• Georgetown, Texas: A new traditional neighborhood development located north of Austin, Texas in the outskirts of Georgetown, Cobb Ranch is designed as an ensemble of three neighborhoods, two hamlets and a commercial district, all carefully placed to conserve the existing native vegetation, karst features and salamander habitats.

  • Paso Robles, California: The Uptown/Town Centre Specific Plan provides a vision for a 1,000-acre, 245-block planning area, merging rich historic traditions with contemporary needs.

  • Fisherville, Tennessee: Located at the interchange of an important cross-town road and a new expressway loop in a rapidly developing area near Memphis, the project’s primary objective was to develop a new town rather than suburban sprawl.

  • Ventura, California: The new master plan and form-based code for the 50-year-old, 330-acre Ventura Harbor District encourages new development, enhances recreation and establishes a highly sustainable infrastructure.

  • Sarasota, Florida: The New College of Florida Master Plan includes over one million square feet of new building are along with new academic quadrangles and sustainable landscapes.

  • Ventura, California: The Village at Crooked Palm is a master plan for a 136-acre development just north of the City of Ventura. Located along the Ventura River on the site of a decommissioned oil refinery, the site affords beautiful views of adjacent orchards and distant mountains.

  • San Simeon, California: The preservation of San Simeon Village entails transforming the 23-acre site into an inn based on the interpretation of the plan first drawn by Julia Morgan in the 1920s.

  • Paso Robles, California: The 470-acre Olsen Ranch/Beechwood Specific Plan provides the framework for a traditional neighborhood development in the City of Paso Robles, California.

  • Logan Township, New Jersey: This 420-acre new town preserves 200 acres in a natural state while providing 3,000 units of housing, 200,000 square feet of retail and office space as well as civic buildings such as schools, a city hall and a fire station.

  • Santa Fe, New Mexico: Inspired by the form of Southwestern cordillera villages, a single pedestrian-friendly street dominates Santa Fe Foothills, with plazas surrounded by housing at each of the site’s entrances.

  • Santa Monica, California: Badly damaged by the Northridge earthquake, this 1920s beach front estate designed by Julia Morgan has been restored and transformed into a community center with a restaurant, public gathering places and an interpretive center.

  • Los Angeles, California: Playa Vista restores and preserves over 300 acres of wetlands while creating walkable districts and neighborhoods of courtyard housing and townhouses with small parks, schools, retail and civic facilities.



  • Elizabeth Moule & Stefanos Polyzoides discuss their practice, New Urbanism, their partnership and their life together in Pasadena.
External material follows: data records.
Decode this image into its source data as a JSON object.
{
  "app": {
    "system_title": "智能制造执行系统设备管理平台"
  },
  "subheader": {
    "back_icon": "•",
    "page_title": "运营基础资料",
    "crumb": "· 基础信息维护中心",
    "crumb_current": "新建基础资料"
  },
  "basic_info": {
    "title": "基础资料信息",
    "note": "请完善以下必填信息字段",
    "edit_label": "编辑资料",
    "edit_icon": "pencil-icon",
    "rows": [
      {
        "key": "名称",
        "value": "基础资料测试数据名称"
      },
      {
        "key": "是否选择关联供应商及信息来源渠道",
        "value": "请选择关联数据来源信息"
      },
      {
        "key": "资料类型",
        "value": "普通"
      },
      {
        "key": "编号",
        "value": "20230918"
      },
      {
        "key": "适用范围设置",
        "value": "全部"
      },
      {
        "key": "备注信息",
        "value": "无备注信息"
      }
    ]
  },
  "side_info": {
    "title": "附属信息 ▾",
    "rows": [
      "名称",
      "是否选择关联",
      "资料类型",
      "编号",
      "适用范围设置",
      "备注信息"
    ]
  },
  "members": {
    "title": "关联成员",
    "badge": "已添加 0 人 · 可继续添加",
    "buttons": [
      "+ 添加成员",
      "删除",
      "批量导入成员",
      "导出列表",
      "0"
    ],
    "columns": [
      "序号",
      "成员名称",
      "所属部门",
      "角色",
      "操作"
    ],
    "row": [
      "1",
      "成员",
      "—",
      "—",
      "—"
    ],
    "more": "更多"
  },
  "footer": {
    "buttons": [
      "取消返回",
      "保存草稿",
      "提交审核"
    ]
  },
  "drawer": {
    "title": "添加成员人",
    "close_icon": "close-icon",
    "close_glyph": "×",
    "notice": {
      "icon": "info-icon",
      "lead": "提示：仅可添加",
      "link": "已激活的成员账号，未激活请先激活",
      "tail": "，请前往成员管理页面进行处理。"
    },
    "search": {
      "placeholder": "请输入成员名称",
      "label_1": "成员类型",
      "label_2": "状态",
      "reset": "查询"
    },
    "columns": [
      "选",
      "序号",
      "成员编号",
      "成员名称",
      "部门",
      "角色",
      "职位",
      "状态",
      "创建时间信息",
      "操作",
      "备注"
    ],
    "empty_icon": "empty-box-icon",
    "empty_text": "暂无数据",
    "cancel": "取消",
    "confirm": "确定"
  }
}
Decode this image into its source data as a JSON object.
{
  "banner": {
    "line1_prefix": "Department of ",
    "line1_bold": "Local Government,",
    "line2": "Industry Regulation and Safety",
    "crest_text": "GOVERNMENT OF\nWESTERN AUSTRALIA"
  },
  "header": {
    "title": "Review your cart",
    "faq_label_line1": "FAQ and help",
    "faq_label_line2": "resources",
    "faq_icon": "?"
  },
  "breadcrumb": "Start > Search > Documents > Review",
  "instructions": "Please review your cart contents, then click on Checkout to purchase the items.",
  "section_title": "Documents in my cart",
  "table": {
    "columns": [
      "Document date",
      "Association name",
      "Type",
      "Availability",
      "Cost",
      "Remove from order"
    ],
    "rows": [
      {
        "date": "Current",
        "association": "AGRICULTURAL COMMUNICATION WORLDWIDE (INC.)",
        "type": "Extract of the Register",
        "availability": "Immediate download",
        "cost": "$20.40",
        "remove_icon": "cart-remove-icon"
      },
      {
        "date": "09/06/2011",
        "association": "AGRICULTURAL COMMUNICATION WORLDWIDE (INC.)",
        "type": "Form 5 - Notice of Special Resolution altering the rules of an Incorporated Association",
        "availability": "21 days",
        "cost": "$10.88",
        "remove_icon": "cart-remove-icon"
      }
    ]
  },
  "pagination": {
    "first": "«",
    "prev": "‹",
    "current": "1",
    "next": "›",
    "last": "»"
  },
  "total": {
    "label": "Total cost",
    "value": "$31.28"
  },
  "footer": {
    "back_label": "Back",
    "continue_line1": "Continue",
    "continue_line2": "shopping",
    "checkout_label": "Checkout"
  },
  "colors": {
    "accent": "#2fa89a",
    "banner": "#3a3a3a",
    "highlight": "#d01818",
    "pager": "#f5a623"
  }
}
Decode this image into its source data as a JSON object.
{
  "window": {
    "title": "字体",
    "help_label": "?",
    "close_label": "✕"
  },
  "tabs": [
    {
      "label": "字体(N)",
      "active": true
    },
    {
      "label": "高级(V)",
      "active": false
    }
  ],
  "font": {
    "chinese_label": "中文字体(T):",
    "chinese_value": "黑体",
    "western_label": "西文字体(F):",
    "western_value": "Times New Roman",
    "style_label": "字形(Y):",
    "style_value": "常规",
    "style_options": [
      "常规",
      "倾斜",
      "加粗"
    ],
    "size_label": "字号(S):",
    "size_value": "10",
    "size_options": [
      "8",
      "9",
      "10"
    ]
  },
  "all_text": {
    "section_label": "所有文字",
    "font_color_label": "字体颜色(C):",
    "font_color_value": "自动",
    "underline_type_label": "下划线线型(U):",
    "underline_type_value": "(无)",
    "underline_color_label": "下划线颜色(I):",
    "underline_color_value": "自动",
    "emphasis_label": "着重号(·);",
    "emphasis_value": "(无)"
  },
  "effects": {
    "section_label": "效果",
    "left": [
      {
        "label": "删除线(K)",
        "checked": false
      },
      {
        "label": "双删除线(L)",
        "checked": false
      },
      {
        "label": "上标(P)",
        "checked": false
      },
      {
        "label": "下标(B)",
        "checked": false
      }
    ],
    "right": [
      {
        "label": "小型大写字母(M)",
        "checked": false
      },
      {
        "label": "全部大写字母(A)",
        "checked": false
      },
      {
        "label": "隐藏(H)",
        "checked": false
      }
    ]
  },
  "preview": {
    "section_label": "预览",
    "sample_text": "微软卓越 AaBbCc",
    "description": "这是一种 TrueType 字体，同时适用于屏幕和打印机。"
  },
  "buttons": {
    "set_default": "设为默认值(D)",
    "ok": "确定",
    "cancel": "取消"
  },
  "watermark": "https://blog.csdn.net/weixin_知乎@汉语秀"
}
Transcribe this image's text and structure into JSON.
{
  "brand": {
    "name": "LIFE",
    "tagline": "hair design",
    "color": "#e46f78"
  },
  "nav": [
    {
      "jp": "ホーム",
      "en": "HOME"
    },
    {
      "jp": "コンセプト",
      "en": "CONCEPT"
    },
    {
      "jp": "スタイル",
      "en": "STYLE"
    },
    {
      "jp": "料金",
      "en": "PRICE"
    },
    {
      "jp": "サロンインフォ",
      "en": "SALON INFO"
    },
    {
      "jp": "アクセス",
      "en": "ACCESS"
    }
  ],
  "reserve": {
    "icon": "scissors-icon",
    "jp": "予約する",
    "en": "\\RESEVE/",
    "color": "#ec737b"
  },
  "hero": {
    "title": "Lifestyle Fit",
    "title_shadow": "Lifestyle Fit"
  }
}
  • Catalog published in conjunction with the exhibition, Dynamic City, presented at the Centre International pour la Ville, l'Architecture et le Paysage in Brussels, Belgium (in French).

  • A guide to the New Urbanism, with case studies of many pioneering projects, including three by Moule & Polyzoides: Playa Vista, University of Arizona Highland District Master Plan and the Los Angeles Downtown Strategic Plan.

  • L.A. Architect article by Peter Deveraux about Playa Vista project.